# REQUIREMENT
After reading the data below, copy out every line that contains the word "JSON".

# DATASET EXTRACT

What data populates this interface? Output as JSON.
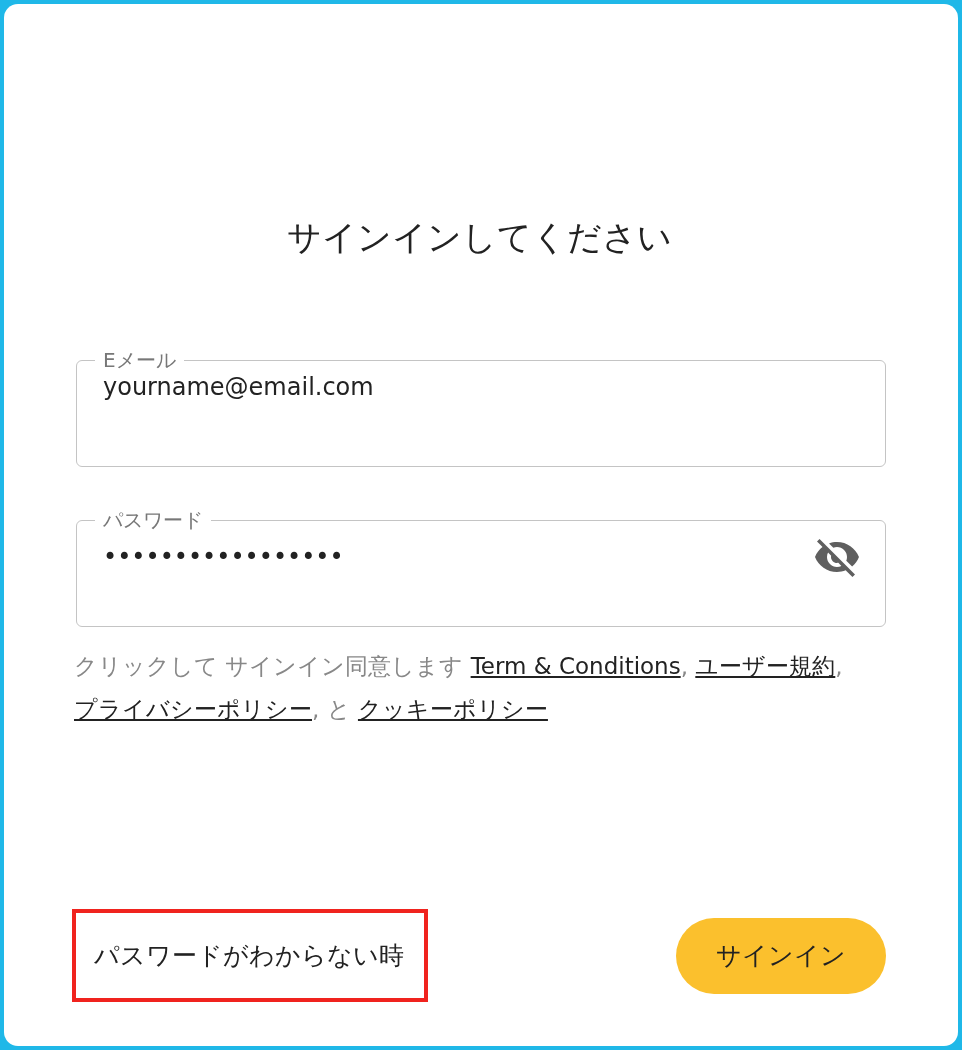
{
  "title": "サインインしてください",
  "fields": [
    {
      "label": "Eメール",
      "value": "yourname@email.com",
      "kind": "text"
    },
    {
      "label": "パスワード",
      "value": "•••••••••••••••••",
      "kind": "password"
    }
  ],
  "consent": [
    {
      "kind": "text",
      "text": "クリックして サインイン同意します "
    },
    {
      "kind": "link",
      "text": "Term & Conditions"
    },
    {
      "kind": "text",
      "text": ", "
    },
    {
      "kind": "link",
      "text": "ユーザー規約"
    },
    {
      "kind": "text",
      "text": ", "
    },
    {
      "kind": "link",
      "text": "プライバシーポリシー"
    },
    {
      "kind": "text",
      "text": ", と "
    },
    {
      "kind": "link",
      "text": "クッキーポリシー"
    }
  ],
  "forgot_link": {
    "text": "パスワードがわからない時",
    "highlighted": true
  },
  "sign_in_button": {
    "label": "サインイン"
  }
}
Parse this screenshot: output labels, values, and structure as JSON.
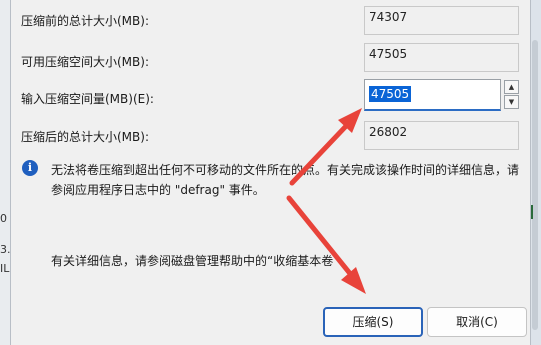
{
  "background": {
    "fragments": [
      "0",
      "3.",
      "IL"
    ]
  },
  "fields": [
    {
      "label": "压缩前的总计大小(MB):",
      "value": "74307"
    },
    {
      "label": "可用压缩空间大小(MB):",
      "value": "47505"
    },
    {
      "label": "输入压缩空间量(MB)(E):",
      "value": "47505"
    },
    {
      "label": "压缩后的总计大小(MB):",
      "value": "26802"
    }
  ],
  "info": {
    "text_line1": "无法将卷压缩到超出任何不可移动的文件所在的点。有关完成该操作时间的详细信息，请",
    "text_line2": "参阅应用程序日志中的 \"defrag\" 事件。"
  },
  "help": {
    "text": "有关详细信息，请参阅磁盘管理帮助中的“收缩基本卷"
  },
  "buttons": {
    "shrink": "压缩(S)",
    "cancel": "取消(C)"
  },
  "colors": {
    "dialog_bg": "#f0f0f0",
    "selection": "#0a64d6",
    "focus": "#2a63b8",
    "arrow": "#e8433a"
  }
}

# ANSWER TO THE EXERCISE
What data populates this interface? Output as JSON.
Parse this screenshot: output labels, values, and structure as JSON.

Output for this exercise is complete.